Navel Gazing | Matthew 16:21-28
We in the west have become a society of navel gazers. We gaze at our devices, our televisions, our phones. The world is something that happens on a tiny screen in our hands. We respond to small images of tragedy with tweets, and we post edgy comments on Facebook. If we are particularly moved, we send money, usually online.
We do not touch one another. We do not see one another.
Matthew tells us that Peter didn’t see the plan. He didn’t see how what Jesus was telling them could possibly be good. How could yielding ever be the best response? How could it be that God should choose to suffer? What could possibly be gained?
On the other hand, Jesus mysteriously claimed that some who saw him that day would live to see the Son of Man coming in his kingdom. It must have sounded encouraging, but what did he mean?
The answer may be in the next verses—the utterly odd mountaintop story of Jesus being transformed. That must have been something to see. What is more, the resurrection itself was the headline kingdom of God event.
Nevertheless, Jesus wasn’t talking about the future. He was talking about the present, how we live our lives now.
The idea that we might lose something by holding onto it too tightly is old, but some old ideas are true. If our lives are only about ourselves, then we have lost them. If our wisdom is so small that it extends only to gaining wealth, then we are poor indeed.
We are in this world, just as Jesus was in this world, and Peter, and those other dimwitted followers. We remember them as extraordinary people, but they don’t appear that way in the gospel stories. How we live our lives depends on how we set our minds. If we think on ordinary things, we live ordinary lives. If we focus on the extraordinary, then our lives will also be extraordinary.
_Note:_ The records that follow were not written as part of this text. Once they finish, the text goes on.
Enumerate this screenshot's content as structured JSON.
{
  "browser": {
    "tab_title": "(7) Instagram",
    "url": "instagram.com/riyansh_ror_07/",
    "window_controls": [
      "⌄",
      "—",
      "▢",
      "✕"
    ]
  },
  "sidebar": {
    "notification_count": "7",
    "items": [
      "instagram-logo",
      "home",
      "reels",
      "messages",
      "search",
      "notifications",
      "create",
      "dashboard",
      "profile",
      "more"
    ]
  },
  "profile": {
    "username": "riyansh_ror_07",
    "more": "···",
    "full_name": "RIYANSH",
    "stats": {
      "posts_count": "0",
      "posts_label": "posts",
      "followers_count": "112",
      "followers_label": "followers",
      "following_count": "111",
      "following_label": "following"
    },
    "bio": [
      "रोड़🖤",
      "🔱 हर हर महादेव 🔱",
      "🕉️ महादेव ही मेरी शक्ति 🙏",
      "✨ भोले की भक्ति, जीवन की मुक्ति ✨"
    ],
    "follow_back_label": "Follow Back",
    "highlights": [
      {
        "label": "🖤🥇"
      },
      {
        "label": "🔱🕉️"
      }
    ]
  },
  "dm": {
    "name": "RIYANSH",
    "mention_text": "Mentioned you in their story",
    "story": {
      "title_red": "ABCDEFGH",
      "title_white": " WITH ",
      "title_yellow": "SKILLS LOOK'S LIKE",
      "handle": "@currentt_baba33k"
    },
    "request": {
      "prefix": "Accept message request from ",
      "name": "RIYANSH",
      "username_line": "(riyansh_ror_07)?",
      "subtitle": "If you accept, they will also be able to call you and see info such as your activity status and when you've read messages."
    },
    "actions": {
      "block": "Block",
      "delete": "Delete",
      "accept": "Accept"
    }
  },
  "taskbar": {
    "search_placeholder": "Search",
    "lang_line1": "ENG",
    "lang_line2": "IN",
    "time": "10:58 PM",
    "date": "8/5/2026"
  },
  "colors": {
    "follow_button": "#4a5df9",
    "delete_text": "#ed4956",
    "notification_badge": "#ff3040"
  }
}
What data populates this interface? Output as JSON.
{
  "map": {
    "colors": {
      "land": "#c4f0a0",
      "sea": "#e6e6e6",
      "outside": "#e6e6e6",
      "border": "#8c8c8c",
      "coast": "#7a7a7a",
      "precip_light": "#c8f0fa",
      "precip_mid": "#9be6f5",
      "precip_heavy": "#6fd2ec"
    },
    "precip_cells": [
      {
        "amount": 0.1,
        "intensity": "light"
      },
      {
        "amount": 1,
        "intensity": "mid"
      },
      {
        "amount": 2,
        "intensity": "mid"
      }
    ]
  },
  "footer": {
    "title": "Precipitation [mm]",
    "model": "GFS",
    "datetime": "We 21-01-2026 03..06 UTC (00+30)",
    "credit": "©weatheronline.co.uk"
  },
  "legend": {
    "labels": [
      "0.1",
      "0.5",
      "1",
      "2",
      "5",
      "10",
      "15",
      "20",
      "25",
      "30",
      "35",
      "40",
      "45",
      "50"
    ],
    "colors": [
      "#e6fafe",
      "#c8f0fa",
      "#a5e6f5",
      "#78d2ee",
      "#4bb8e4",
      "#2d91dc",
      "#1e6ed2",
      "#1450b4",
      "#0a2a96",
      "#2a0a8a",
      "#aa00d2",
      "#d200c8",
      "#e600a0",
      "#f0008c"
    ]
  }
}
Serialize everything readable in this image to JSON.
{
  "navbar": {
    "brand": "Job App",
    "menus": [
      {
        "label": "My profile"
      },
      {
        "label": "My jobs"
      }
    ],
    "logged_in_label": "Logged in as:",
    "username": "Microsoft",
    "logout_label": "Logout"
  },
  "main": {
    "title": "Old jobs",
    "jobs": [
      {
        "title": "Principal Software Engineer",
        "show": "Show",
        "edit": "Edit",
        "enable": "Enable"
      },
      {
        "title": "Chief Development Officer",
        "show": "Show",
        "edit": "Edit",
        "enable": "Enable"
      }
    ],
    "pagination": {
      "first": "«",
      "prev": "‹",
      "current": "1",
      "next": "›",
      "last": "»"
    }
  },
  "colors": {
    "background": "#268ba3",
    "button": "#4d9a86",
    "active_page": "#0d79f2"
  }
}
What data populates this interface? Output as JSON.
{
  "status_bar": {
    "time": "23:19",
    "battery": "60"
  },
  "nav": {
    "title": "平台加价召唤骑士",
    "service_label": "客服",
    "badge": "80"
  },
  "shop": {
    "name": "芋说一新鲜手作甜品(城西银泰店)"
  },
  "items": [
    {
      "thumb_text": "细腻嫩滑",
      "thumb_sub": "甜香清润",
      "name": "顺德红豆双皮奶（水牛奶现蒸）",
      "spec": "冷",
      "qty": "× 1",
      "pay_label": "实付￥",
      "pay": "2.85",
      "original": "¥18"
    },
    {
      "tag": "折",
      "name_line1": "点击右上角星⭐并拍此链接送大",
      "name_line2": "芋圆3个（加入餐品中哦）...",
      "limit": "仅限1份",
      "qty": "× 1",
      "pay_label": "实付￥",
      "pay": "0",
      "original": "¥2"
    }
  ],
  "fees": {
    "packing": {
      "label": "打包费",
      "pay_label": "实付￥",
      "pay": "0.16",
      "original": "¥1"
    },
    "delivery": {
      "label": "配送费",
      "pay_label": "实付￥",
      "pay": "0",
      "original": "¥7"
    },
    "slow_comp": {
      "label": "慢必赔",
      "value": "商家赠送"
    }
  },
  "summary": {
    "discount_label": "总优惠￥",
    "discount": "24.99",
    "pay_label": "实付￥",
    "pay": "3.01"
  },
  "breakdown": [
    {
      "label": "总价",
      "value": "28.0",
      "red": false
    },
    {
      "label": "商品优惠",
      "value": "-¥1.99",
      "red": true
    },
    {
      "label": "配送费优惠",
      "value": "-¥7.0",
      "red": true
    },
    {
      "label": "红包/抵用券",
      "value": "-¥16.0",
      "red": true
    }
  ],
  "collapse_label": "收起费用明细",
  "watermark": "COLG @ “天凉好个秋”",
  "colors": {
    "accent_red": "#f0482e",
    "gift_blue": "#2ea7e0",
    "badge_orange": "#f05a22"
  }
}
The truth is that life is always extraordinary. We just need to look up and pay attention.